I met someone today who has an impossible name. I'd thought that Faith, Grace and Hope would be difficult names. To be named after a characteristic, after a manner of being, yikes. Can you imagine Faith attending an Athiests Annonymous meeting or 'Grace' stubbing her toe and cursing a blue streek, or someone named 'Hope' not buying a lottery ticket?


Now there's a good steady name.

Not fancy.

Kind of solid.

Someone looked it up and said that it means, 'beloved'.


Maybe to ancient Hebrews 'David' meant something other than 'that guy over there' - but now, trust me, 'Dave' simply means 'Dave'.

And that's what I like about it.

But today I spoke on the phone with a woman named Mercy. Mercy!! And she works in the field of disability. Could you imagine what she's got to live up to? Mercy can't be impatient. Mercy can't be in a rush. Mercy has got to always be, well, full of mercy.

After we discussed what needed to be discussed, I said to her, 'It must be tough to have a name like Mercy and do what you do."

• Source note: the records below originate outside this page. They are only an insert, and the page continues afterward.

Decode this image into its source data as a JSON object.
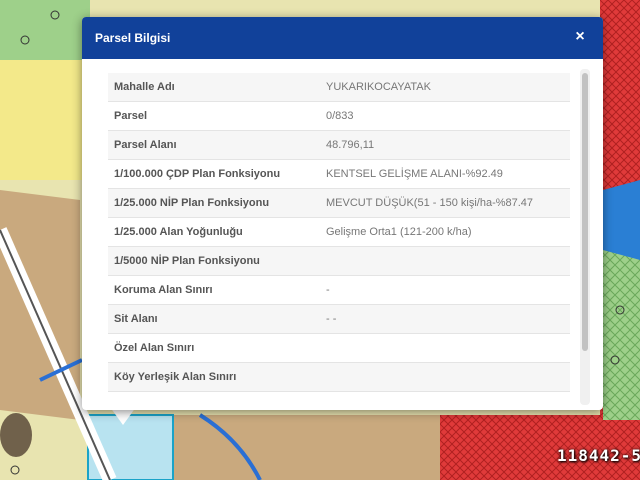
{
  "popup": {
    "title": "Parsel Bilgisi",
    "close_label": "×"
  },
  "rows": [
    {
      "key": "Mahalle Adı",
      "value": "YUKARIKOCAYATAK"
    },
    {
      "key": "Parsel",
      "value": "0/833"
    },
    {
      "key": "Parsel Alanı",
      "value": "48.796,11"
    },
    {
      "key": "1/100.000 ÇDP Plan Fonksiyonu",
      "value": "KENTSEL GELİŞME ALANI-%92.49"
    },
    {
      "key": "1/25.000 NİP Plan Fonksiyonu",
      "value": "MEVCUT DÜŞÜK(51 - 150 kişi/ha-%87.47"
    },
    {
      "key": "1/25.000 Alan Yoğunluğu",
      "value": "Gelişme Orta1 (121-200 k/ha)"
    },
    {
      "key": "1/5000 NİP Plan Fonksiyonu",
      "value": ""
    },
    {
      "key": "Koruma Alan Sınırı",
      "value": " -"
    },
    {
      "key": "Sit Alanı",
      "value": " -  -"
    },
    {
      "key": "Özel Alan Sınırı",
      "value": ""
    },
    {
      "key": "Köy Yerleşik Alan Sınırı",
      "value": ""
    }
  ],
  "watermark": "118442-5",
  "colors": {
    "header": "#11419a",
    "map_yellow": "#e8e4b0",
    "map_brown": "#c9a97e",
    "map_red": "#e03a3a",
    "map_green": "#7fbf6a"
  }
}
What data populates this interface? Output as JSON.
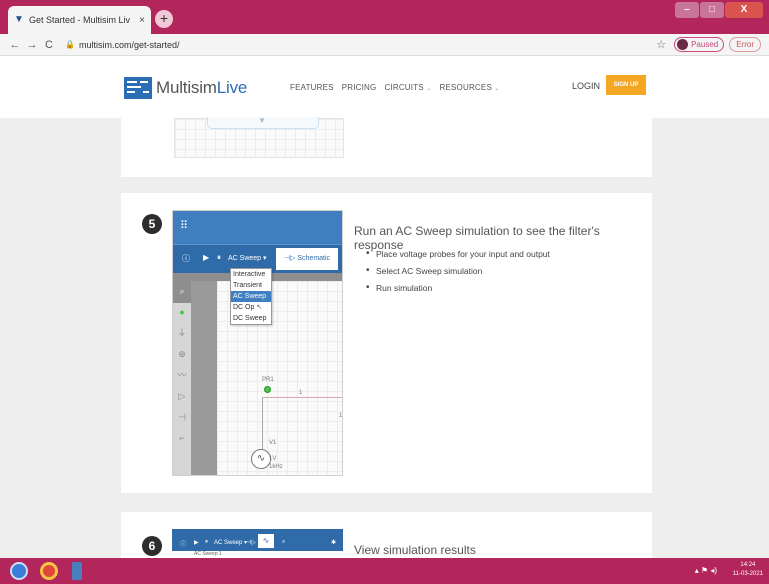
{
  "browser": {
    "tab_title": "Get Started - Multisim Liv",
    "tab_close": "×",
    "new_tab": "+",
    "url": "multisim.com/get-started/",
    "profile_initial": "",
    "profile_status": "Paused",
    "error_label": "Error"
  },
  "site_nav": {
    "logo_prefix": "Multisim",
    "logo_suffix": "Live",
    "menu": [
      "FEATURES",
      "PRICING",
      "CIRCUITS",
      "RESOURCES"
    ],
    "login": "LOGIN",
    "signup": "SIGN UP"
  },
  "step5": {
    "number": "5",
    "heading": "Run an AC Sweep simulation to see the filter's response",
    "bullets": [
      "Place voltage probes for your input and output",
      "Select AC Sweep simulation",
      "Run simulation"
    ],
    "sim": {
      "selected_analysis": "AC Sweep",
      "schematic_button": "Schematic",
      "dropdown_options": [
        "Interactive",
        "Transient",
        "AC Sweep",
        "DC Op",
        "DC Sweep"
      ],
      "active_option": "AC Sweep",
      "probe_label": "PR1",
      "wire_label_1": "1",
      "wire_label_2": "1",
      "source_name": "V1",
      "source_voltage": "1V",
      "source_freq": "1kHz"
    }
  },
  "step6": {
    "number": "6",
    "heading": "View simulation results",
    "sim": {
      "selected_analysis": "AC Sweep",
      "sweep_tab": "AC Sweep 1"
    }
  },
  "taskbar": {
    "time": "14:24",
    "date": "11-03-2021"
  }
}
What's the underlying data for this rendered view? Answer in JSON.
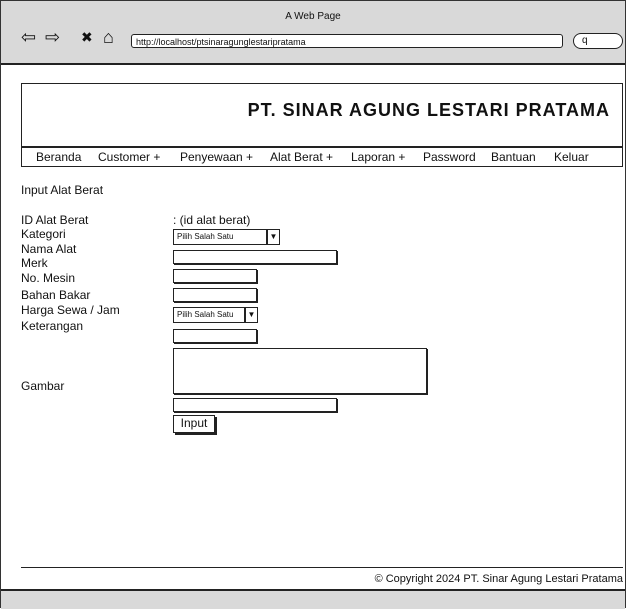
{
  "browser": {
    "window_title": "A Web Page",
    "url": "http://localhost/ptsinaragunglestaripratama",
    "back_icon": "⇦",
    "forward_icon": "⇨",
    "close_icon": "✖",
    "home_icon": "⌂",
    "search_icon": "q"
  },
  "header": {
    "company": "PT. SINAR AGUNG LESTARI PRATAMA"
  },
  "menu": {
    "items": [
      "Beranda",
      "Customer +",
      "Penyewaan +",
      "Alat Berat +",
      "Laporan +",
      "Password",
      "Bantuan",
      "Keluar"
    ]
  },
  "form": {
    "title": "Input Alat Berat",
    "labels": {
      "id": "ID Alat Berat",
      "kategori": "Kategori",
      "nama": "Nama Alat",
      "merk": "Merk",
      "mesin": "No. Mesin",
      "bahan": "Bahan Bakar",
      "harga": "Harga Sewa / Jam",
      "keterangan": "Keterangan",
      "gambar": "Gambar"
    },
    "id_value": ": (id alat berat)",
    "kategori_select": "Pilih Salah Satu",
    "harga_select": "Pilih Salah Satu",
    "submit_label": "Input"
  },
  "footer": {
    "copyright": "© Copyright 2024 PT. Sinar Agung Lestari Pratama"
  }
}
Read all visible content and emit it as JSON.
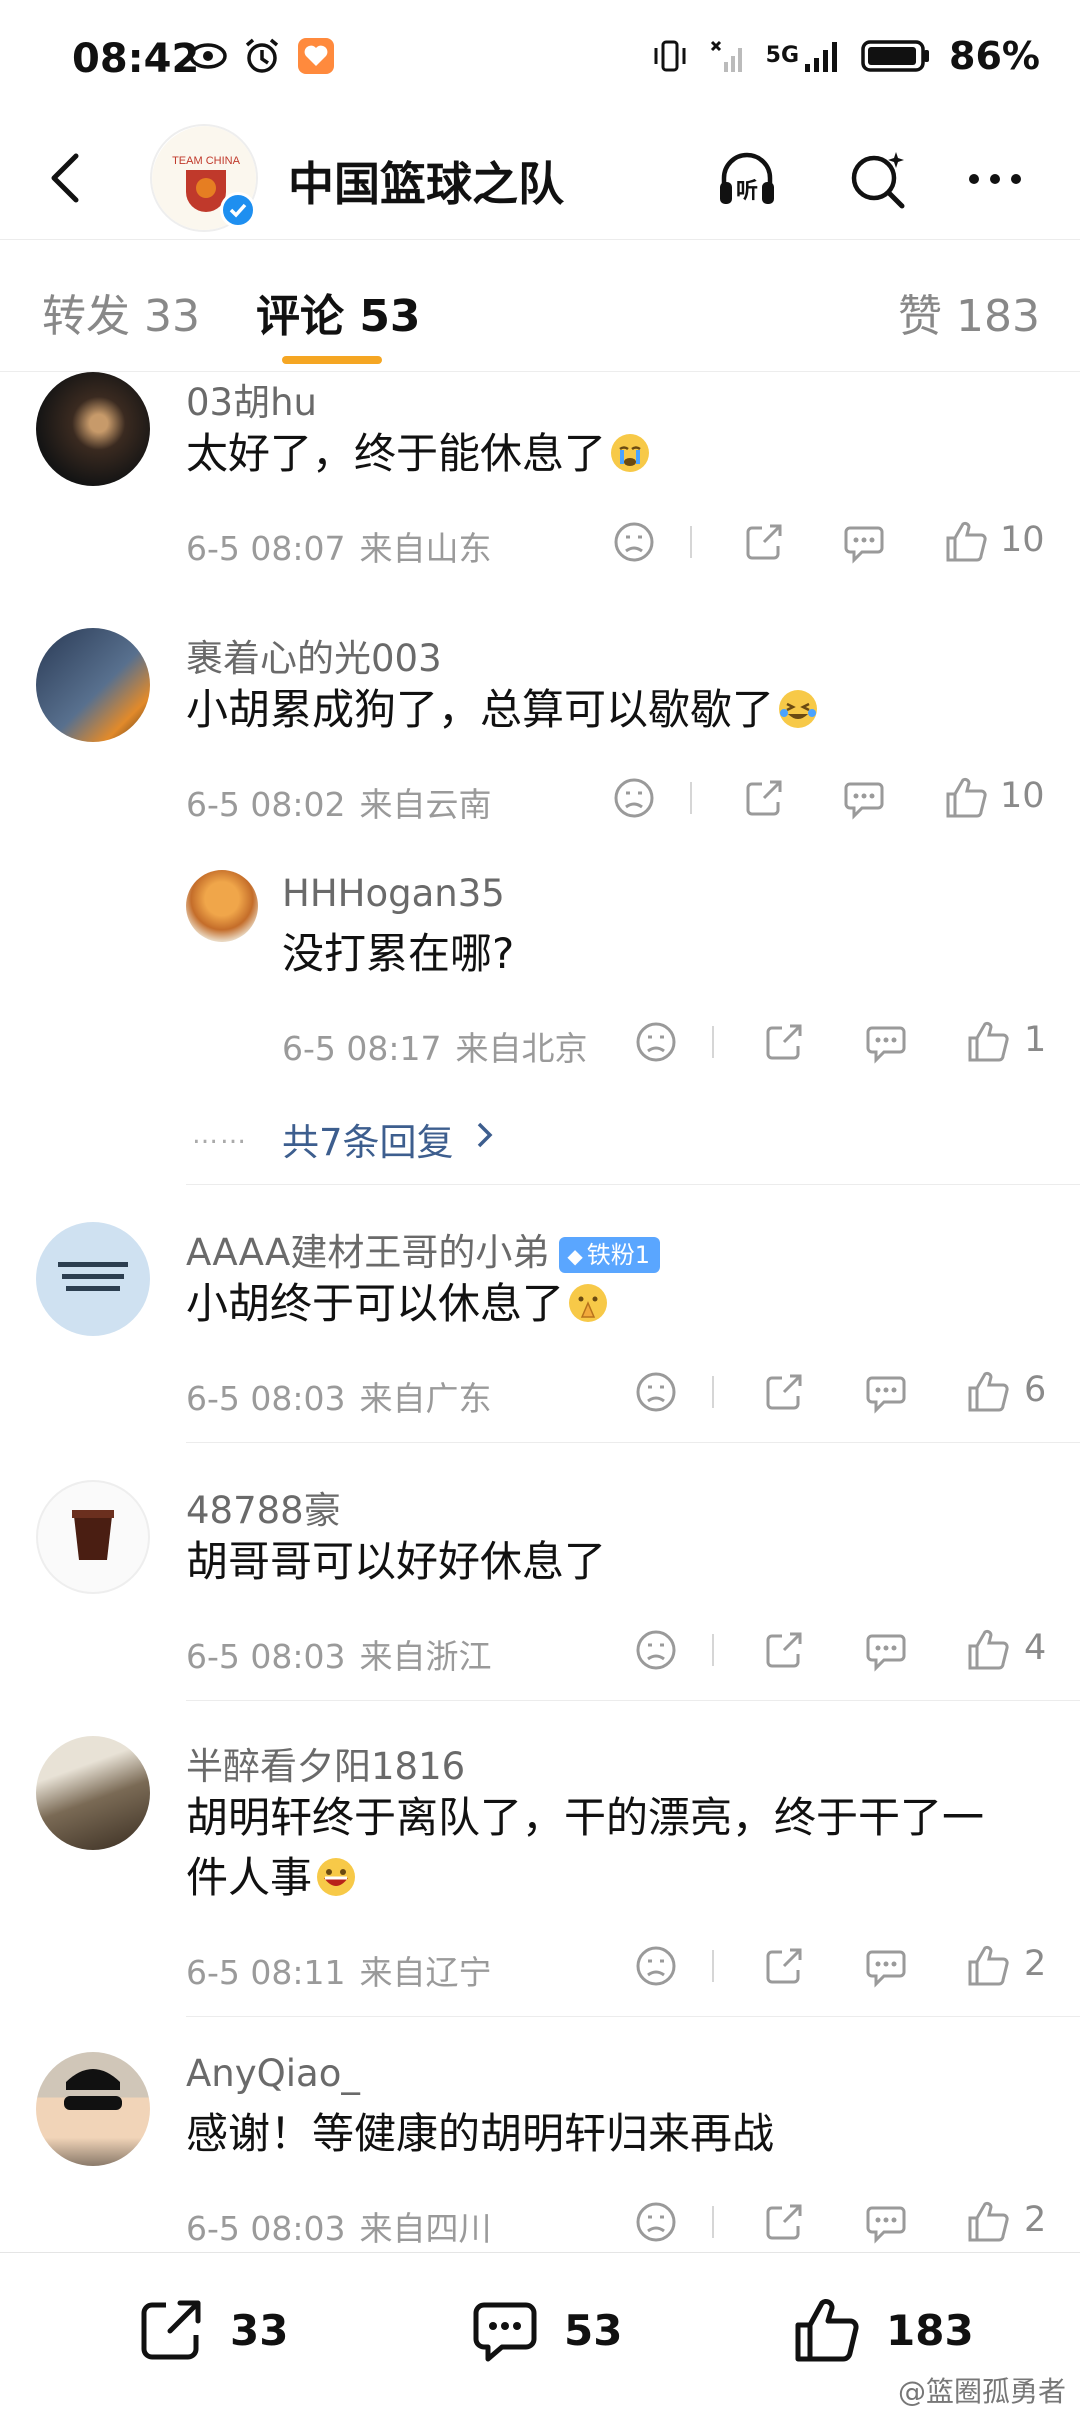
{
  "status_bar": {
    "time": "08:42",
    "network": "5G",
    "battery": "86%"
  },
  "header": {
    "title": "中国篮球之队",
    "avatar_text": "TEAM CHINA"
  },
  "tabs": [
    {
      "label": "转发 33"
    },
    {
      "label": "评论 53"
    },
    {
      "label": "赞 183"
    }
  ],
  "comments": [
    {
      "name": "03胡hu",
      "text": "太好了，终于能休息了",
      "emoji": "crying-emoji",
      "time": "6-5 08:07",
      "location": "来自山东",
      "likes": "10"
    },
    {
      "name": "裹着心的光003",
      "text": "小胡累成狗了，总算可以歇歇了",
      "emoji": "laugh-cry-emoji",
      "time": "6-5 08:02",
      "location": "来自云南",
      "likes": "10"
    },
    {
      "name": "AAAA建材王哥的小弟",
      "badge": "铁粉1",
      "text": "小胡终于可以休息了",
      "emoji": "pray-emoji",
      "time": "6-5 08:03",
      "location": "来自广东",
      "likes": "6"
    },
    {
      "name": "48788豪",
      "text": "胡哥哥可以好好休息了",
      "time": "6-5 08:03",
      "location": "来自浙江",
      "likes": "4"
    },
    {
      "name": "半醉看夕阳1816",
      "text_line1": "胡明轩终于离队了，干的漂亮，终于干了一",
      "text_line2": "件人事",
      "emoji": "grin-emoji",
      "time": "6-5 08:11",
      "location": "来自辽宁",
      "likes": "2"
    },
    {
      "name": "AnyQiao_",
      "text": "感谢！等健康的胡明轩归来再战",
      "time": "6-5 08:03",
      "location": "来自四川",
      "likes": "2"
    }
  ],
  "reply": {
    "name": "HHHogan35",
    "text": "没打累在哪?",
    "time": "6-5 08:17",
    "location": "来自北京",
    "likes": "1",
    "more": "共7条回复",
    "dots": "……"
  },
  "bottom_bar": {
    "repost": "33",
    "comment": "53",
    "like": "183"
  },
  "watermark": "@篮圈孤勇者",
  "colors": {
    "accent": "#f5a623",
    "link": "#3d5e8e",
    "verify": "#1e8ff0",
    "badge": "#5aa6ff"
  }
}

She paused and said, 'A lot of people kind of make fun of my name. They say what you say, the demand on me is high. But for me, it's easy, because when someone calls my name, I know immediately what is wanted from me."

Monday, March 01, 2010

Poco Hor: The Lecture

On May 7th, I'm launching a new lecture (no not every single story will be new) called:

Poco Hor!
Listening, Connection and Understanding:
The Sometimes Forgotten Tools of Care

The lecture will be in Toronto and you can get information or register by calling Rose Castronovo at Vita Community Living Services, 416-749-6234. A few people have asked me what Poco Hor means and, though I should wait for the lecture - I've decided to tell that story on video. So I sat down at my computer and gave it a shot. I felt silly talking to the camera, but there it is.

One of my readers, a woman named Susan, says that this is one of her favourite stories from Rolling Around in My Head. So I've decided, without her permission, to go ahead and dedicate it to her. She's someone that I think always, intuitively, understood what Poco Hor! meant.

As this is my first, but not last as I presently have three planned, YouTube video, I ask if you could both rate it and leave a comment there. Thanks.